T-Mobile CEO apologizes for data breach, announces security partnership with Mandiant
T-Mobile says it’s “truly sorry” about the data breach that exposed the personal information of more than 54 million customers. “The last two weeks have been humbling for all of us at T-Mobile as we have worked tirelessly to navigate a malicious cyberattack on our systems,” the carrier said in an update on the situation attributed to CEO Mike Sievert.
“To say we are disappointed and frustrated that this happened is an understatement,” Sievert wrote in the post. “Keeping our customers’ data safe is a responsibility we take incredibly seriously and preventing this type of event from happening has always been a top priority of ours.
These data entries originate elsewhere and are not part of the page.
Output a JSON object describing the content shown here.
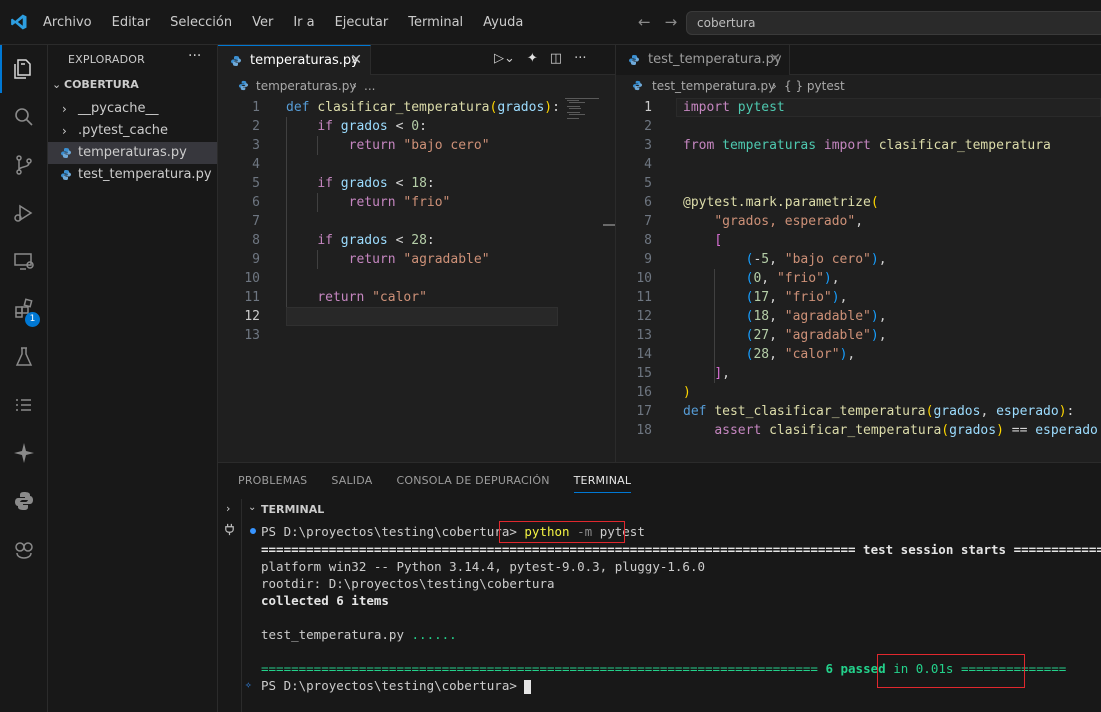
{
  "menu": [
    "Archivo",
    "Editar",
    "Selección",
    "Ver",
    "Ir a",
    "Ejecutar",
    "Terminal",
    "Ayuda"
  ],
  "search": {
    "text": "cobertura"
  },
  "activity_badge": "1",
  "sidebar": {
    "title": "EXPLORADOR",
    "folder": "COBERTURA",
    "items": [
      {
        "label": "__pycache__"
      },
      {
        "label": ".pytest_cache"
      },
      {
        "label": "temperaturas.py"
      },
      {
        "label": "test_temperatura.py"
      }
    ]
  },
  "left_editor": {
    "tab": "temperaturas.py",
    "breadcrumb": "temperaturas.py",
    "breadcrumb_tail": "...",
    "line_numbers": [
      "1",
      "2",
      "3",
      "4",
      "5",
      "6",
      "7",
      "8",
      "9",
      "10",
      "11",
      "12",
      "13"
    ]
  },
  "right_editor": {
    "tab": "test_temperatura.py",
    "breadcrumb": "test_temperatura.py",
    "breadcrumb_tail": "{ } pytest",
    "line_numbers": [
      "1",
      "2",
      "3",
      "4",
      "5",
      "6",
      "7",
      "8",
      "9",
      "10",
      "11",
      "12",
      "13",
      "14",
      "15",
      "16",
      "17",
      "18"
    ]
  },
  "panel": {
    "tabs": [
      "PROBLEMAS",
      "SALIDA",
      "CONSOLA DE DEPURACIÓN",
      "TERMINAL"
    ],
    "terminal_header": "TERMINAL",
    "prompt": "PS D:\\proyectos\\testing\\cobertura>",
    "command": "python",
    "command_flag": "-m",
    "command_arg": "pytest",
    "session_start": "=============================================================================== test session starts ============",
    "platform": "platform win32 -- Python 3.14.4, pytest-9.0.3, pluggy-1.6.0",
    "rootdir": "rootdir: D:\\proyectos\\testing\\cobertura",
    "collected": "collected 6 items",
    "test_file": "test_temperatura.py",
    "test_dots": "......",
    "result_sep_left": "==========================================================================",
    "passed": "6 passed",
    "passed_time": "in 0.01s",
    "result_sep_right": "=============="
  }
}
Unfortunately, this time we were not successful.”
In T-Mobile’s account of what happened, the individual who hacked the company’s IT systems used “specialized” tools and knowledge of its infrastructure to gain access to its testing environments. "In short, this individual’s intent was to break in and steal data, and they succeeded," said Sievert.
The executive says the company is “fully committed” to improving its security practices as it works to regain the trust of its customers, many of whom had personal information like names, birth dates and social security numbers compromised in the incident. As a first step, T-Mobile has contacted “just about every” current customer or primary account holder who had data such as their name, SSN or address accessed. He also reiterated the company will offer two free years of access to McAfee’s ID Theft Protection Service to all of those affected by the incident.
Looking to the future, the carrier has signed multi-year partnerships with KPMG and cybersecurity firm Mandiant. According to Sievert, the two will help T-Mobile audit its current security practices and implement systems and policies that will help it prevent future cybersecurity incidents.
“Mandiant and KPMG will work side-by-side with our teams to map out definitive actions that will be designed to protect our customers and others from malicious activity now and into the future,” Sievert wrote. “I am confident in these partnerships and optimistic about the opportunity they present to help us come out of this terrible event in a much stronger place with improved security measures.”
And T-Mobile may need all the help it can get. John Binns, the hacker who claimed earlier in the week they were responsible for the data breach, said the company’s security was “awful.”Continue Reading